## Data for review
:::

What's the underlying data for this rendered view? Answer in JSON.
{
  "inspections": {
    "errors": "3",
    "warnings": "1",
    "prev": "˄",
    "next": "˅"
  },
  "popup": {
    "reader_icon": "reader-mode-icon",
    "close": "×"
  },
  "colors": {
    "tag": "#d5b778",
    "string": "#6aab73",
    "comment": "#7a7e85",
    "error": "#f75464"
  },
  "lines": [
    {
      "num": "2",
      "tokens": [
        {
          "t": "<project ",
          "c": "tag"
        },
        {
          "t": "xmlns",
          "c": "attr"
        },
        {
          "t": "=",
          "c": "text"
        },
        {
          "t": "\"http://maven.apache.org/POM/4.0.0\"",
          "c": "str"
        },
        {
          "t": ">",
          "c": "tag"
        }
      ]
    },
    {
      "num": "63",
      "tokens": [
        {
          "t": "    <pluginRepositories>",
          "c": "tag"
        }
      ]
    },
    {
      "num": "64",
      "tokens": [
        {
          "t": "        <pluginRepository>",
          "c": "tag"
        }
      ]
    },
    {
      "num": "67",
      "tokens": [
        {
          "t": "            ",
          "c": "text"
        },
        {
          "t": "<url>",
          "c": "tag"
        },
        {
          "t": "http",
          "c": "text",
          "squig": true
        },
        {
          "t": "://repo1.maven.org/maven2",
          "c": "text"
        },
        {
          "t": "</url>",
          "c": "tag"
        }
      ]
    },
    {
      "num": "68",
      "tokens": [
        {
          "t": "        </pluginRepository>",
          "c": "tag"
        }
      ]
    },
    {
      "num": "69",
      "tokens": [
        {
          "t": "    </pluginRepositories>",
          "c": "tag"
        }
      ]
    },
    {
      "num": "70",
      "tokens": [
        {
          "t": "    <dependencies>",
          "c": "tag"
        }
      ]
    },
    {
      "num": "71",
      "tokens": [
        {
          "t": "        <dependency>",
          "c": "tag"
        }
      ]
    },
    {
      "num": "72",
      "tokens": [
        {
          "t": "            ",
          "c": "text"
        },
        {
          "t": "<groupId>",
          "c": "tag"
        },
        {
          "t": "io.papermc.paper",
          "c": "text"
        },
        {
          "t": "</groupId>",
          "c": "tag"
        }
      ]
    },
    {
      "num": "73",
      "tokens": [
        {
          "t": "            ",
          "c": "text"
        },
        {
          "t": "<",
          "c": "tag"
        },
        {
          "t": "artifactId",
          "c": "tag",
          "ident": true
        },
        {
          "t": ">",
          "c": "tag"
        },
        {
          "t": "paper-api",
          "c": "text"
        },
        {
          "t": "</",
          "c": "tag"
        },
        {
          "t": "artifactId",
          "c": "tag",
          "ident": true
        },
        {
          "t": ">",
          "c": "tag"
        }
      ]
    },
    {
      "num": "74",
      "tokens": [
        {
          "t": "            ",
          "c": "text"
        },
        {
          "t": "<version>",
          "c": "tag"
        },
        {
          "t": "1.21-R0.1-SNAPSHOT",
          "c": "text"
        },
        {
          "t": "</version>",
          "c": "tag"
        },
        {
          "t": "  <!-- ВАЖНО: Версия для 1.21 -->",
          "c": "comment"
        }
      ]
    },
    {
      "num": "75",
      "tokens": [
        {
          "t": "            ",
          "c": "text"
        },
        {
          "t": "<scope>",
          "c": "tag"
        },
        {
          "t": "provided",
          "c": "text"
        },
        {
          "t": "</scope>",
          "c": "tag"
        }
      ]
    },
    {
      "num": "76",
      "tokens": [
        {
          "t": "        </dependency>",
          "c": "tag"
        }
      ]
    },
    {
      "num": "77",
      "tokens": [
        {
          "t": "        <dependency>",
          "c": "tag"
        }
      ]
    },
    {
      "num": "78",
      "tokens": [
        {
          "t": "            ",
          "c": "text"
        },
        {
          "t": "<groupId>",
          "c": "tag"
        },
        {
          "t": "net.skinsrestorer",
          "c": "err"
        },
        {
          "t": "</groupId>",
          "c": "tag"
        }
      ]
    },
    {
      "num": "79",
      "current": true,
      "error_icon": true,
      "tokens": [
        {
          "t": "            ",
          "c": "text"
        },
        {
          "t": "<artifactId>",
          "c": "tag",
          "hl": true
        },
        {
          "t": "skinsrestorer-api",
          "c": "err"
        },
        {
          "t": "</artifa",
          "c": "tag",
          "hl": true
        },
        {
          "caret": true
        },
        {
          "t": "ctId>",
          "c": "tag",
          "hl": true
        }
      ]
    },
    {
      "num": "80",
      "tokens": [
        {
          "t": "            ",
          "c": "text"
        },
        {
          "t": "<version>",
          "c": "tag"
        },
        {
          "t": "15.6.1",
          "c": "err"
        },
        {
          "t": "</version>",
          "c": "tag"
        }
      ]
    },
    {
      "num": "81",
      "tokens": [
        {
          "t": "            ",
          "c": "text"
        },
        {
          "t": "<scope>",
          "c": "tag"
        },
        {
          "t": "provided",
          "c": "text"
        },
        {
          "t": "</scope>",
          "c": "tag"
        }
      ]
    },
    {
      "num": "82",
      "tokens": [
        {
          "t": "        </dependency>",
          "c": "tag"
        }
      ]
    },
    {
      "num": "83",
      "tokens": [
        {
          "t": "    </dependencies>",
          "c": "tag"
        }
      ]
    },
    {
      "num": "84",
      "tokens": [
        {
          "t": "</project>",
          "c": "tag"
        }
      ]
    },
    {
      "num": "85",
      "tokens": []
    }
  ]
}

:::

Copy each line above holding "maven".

## Reply to the exercise
          "t": "\"http://maven.apache.org/POM/4.0.0\"",
          "t": "://repo1.maven.org/maven2",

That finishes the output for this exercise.